After having watched Ridiculusmus’s The Exhibitionists a couple of weeks before, and on the eve of watching FM Theatre’s A Slice of Saturday Night – noisy, bawdy and unashamedly commercial – I found a certain peaceful contentment in watching ICARUS 4.
This is stranger than it sounds, since the booklet issued by the Groups for this event – and I choose my word with care – makes it clear that ICARUS 4 ‘is a non-performance performative event’ and it ‘is not a performance because it is neither structured as nor aimed at being one.’
The four young actors – Louise Ghirlando, Sandro Spina, Caroline Gatt and Stefan Aquilina – with their mentor Frank Camilleri, have been working for over two years to reach a stage where they can be considered fit and capable of giving a true performance.
To quote once more the solemn wording of the booklet, ‘The informing principle behind ICARUS 4 has been the guidance of aspiring performers and to organise “performance material” before it meets first the external eye of the director and second, that of the audience.’ What my fellow members of the audience and I saw was the stage reached by the four actors ‘on their journey towards performance’.

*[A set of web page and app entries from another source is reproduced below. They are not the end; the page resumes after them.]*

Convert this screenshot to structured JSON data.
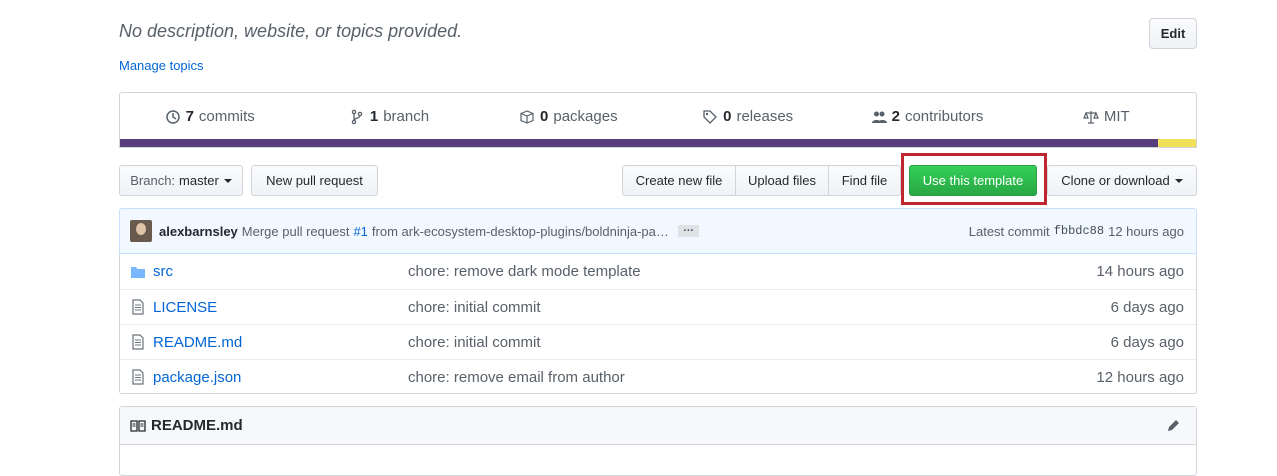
{
  "repo": {
    "description": "No description, website, or topics provided.",
    "edit_label": "Edit",
    "manage_topics": "Manage topics"
  },
  "summary": {
    "commits_count": "7",
    "commits_label": "commits",
    "branches_count": "1",
    "branches_label": "branch",
    "packages_count": "0",
    "packages_label": "packages",
    "releases_count": "0",
    "releases_label": "releases",
    "contributors_count": "2",
    "contributors_label": "contributors",
    "license": "MIT",
    "language_colors": [
      "#563d7c",
      "#f1e05a"
    ],
    "language_fractions": [
      0.965,
      0.035
    ]
  },
  "toolbar": {
    "branch_prefix": "Branch:",
    "branch_name": "master",
    "new_pull_request": "New pull request",
    "create_new_file": "Create new file",
    "upload_files": "Upload files",
    "find_file": "Find file",
    "use_template": "Use this template",
    "clone_download": "Clone or download"
  },
  "commit": {
    "author": "alexbarnsley",
    "message_prefix": "Merge pull request",
    "pr_link": "#1",
    "message_suffix": "from ark-ecosystem-desktop-plugins/boldninja-pa…",
    "ellipsis": "…",
    "latest_label": "Latest commit",
    "sha": "fbbdc88",
    "age": "12 hours ago"
  },
  "files": [
    {
      "icon": "folder-icon",
      "name": "src",
      "message": "chore: remove dark mode template",
      "age": "14 hours ago"
    },
    {
      "icon": "file-icon",
      "name": "LICENSE",
      "message": "chore: initial commit",
      "age": "6 days ago"
    },
    {
      "icon": "file-icon",
      "name": "README.md",
      "message": "chore: initial commit",
      "age": "6 days ago"
    },
    {
      "icon": "file-icon",
      "name": "package.json",
      "message": "chore: remove email from author",
      "age": "12 hours ago"
    }
  ],
  "readme": {
    "title": "README.md"
  }
}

Personally I find it difficult to distinguish between a performance and a stage in the preparation for an eventual performance, which is yet worthy of being shown to outsiders. We were not watching a rehearsal, it was made clear, but performers who are seeking the techniques and inner qualities they will need if they are to embark on an acting career.
Like the others, I was there as a ‘witness to a unique event’, I was told, and not as an audience in the normal sense of the word. The trouble is that on learning this I was forced to view the ‘event’ solely from the outside. Like a witness of an event that later ends up in court, I found myself watching the performers as they went through their elaborate movements, noticing the brief moments where the four successive performances overlapped, and listening to their explorations of vocal textures.

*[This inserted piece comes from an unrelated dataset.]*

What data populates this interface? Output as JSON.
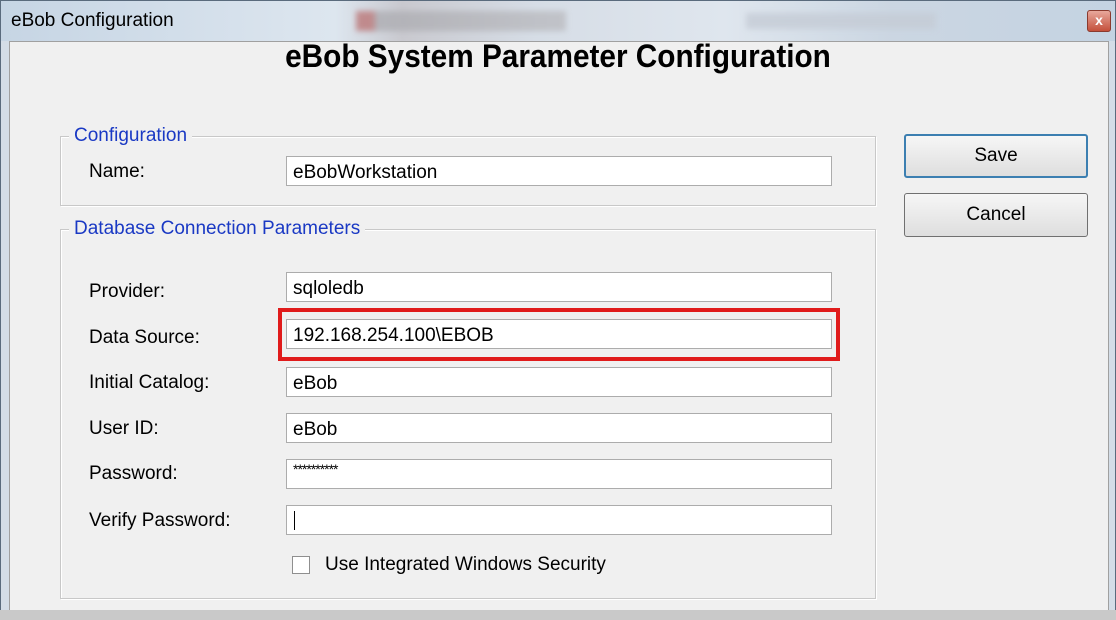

It was only when I read the programme/booklet after the performances or what have you were over that I learned, for instance, that Caroline Gatt was working on Odile and Odette, the good and the evil twins from Swan Lake, or that Sandro Spina was Milvus, breeze and dream vendor. I had not perceived any deep connection between Gatt’s exclamation, ‘Vanity of vanities, all is vanity’, which was subsequently echoed by another performer, Stefan Aquilina (Pink – the Inept/Free Dreamer) and her subsequent behaviour and, to be frank, I never realised she was playing two physically but deeply contrasted beings. Putting on a performance and trying to convince oneself and the audience it is not a performance can create its problems.

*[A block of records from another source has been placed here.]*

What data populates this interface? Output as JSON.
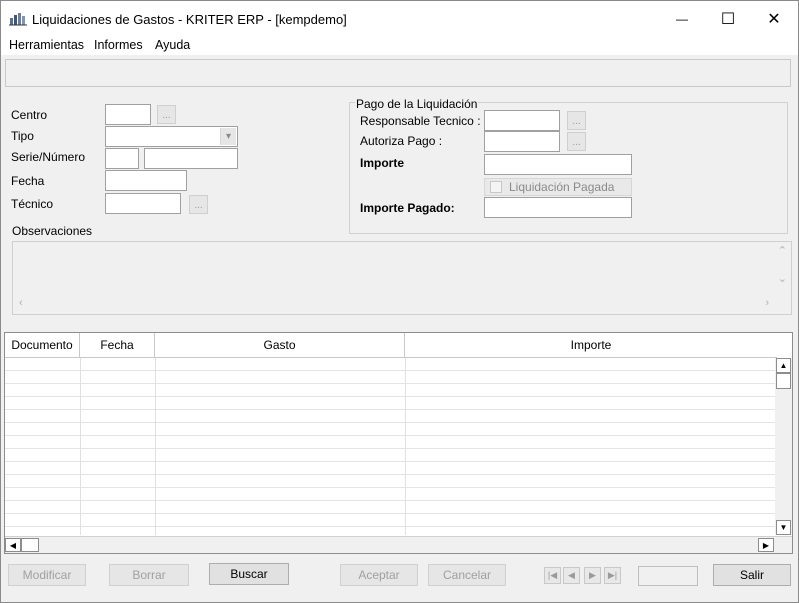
{
  "window": {
    "title": "Liquidaciones de Gastos - KRITER ERP - [kempdemo]",
    "minimize_glyph": "—",
    "maximize_glyph": "☐",
    "close_glyph": "✕"
  },
  "menu": [
    "Herramientas",
    "Informes",
    "Ayuda"
  ],
  "form": {
    "centro_label": "Centro",
    "centro_value": "",
    "tipo_label": "Tipo",
    "tipo_value": "",
    "serie_numero_label": "Serie/Número",
    "serie_value": "",
    "numero_value": "",
    "fecha_label": "Fecha",
    "fecha_value": "",
    "tecnico_label": "Técnico",
    "tecnico_value": "",
    "observaciones_label": "Observaciones",
    "observaciones_value": "",
    "ellipsis": "..."
  },
  "pago": {
    "group_title": "Pago de la Liquidación",
    "responsable_label": "Responsable Tecnico :",
    "responsable_value": "",
    "autoriza_label": "Autoriza Pago :",
    "autoriza_value": "",
    "importe_label": "Importe",
    "importe_value": "",
    "liquidacion_pagada_label": "Liquidación Pagada",
    "liquidacion_pagada_checked": false,
    "importe_pagado_label": "Importe Pagado:",
    "importe_pagado_value": ""
  },
  "grid": {
    "columns": [
      "Documento",
      "Fecha",
      "Gasto",
      "Importe"
    ],
    "rows": []
  },
  "buttons": {
    "modificar": "Modificar",
    "borrar": "Borrar",
    "buscar": "Buscar",
    "aceptar": "Aceptar",
    "cancelar": "Cancelar",
    "salir": "Salir"
  },
  "icons": {
    "app": "app-logo-icon",
    "combo_arrow": "chevron-down-icon",
    "nav_first": "first-record-icon",
    "nav_prev": "previous-record-icon",
    "nav_next": "next-record-icon",
    "nav_last": "last-record-icon"
  }
}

But no more objections. I have no doubt that the long apprenticeship of these four talented performers has borne plenty of fruit. They were all in beautiful physical control of their movements around the studio area, their gestures and of their periods of silence. They all used minimal props – a shawl, a lantern, a stick, large wooden hairpins – in a way that was theatrically effective, even if all too often I could not fathom what they were at. I was also much impressed by Louise Ghirlando’s experiments with different vocal tones and dynamics.
These four young people now need to be off the leash. I hope that when they are allowed to perform in the fullest sense of the word, they are also allowed to perform something that can not only hold an audience but also communicate with it.
Groups for Human Encounter must remember that if they truly care to have an audience that will come back again and again, their performances must go out to them. I am sure they will always stay away from commercial theatre – and I rejoice to think that there are some performers in this country who insist on doing this – but it is, I think, a mistake to aim solely at a select audience of admirers. Great theatre has always aimed at larger audiences.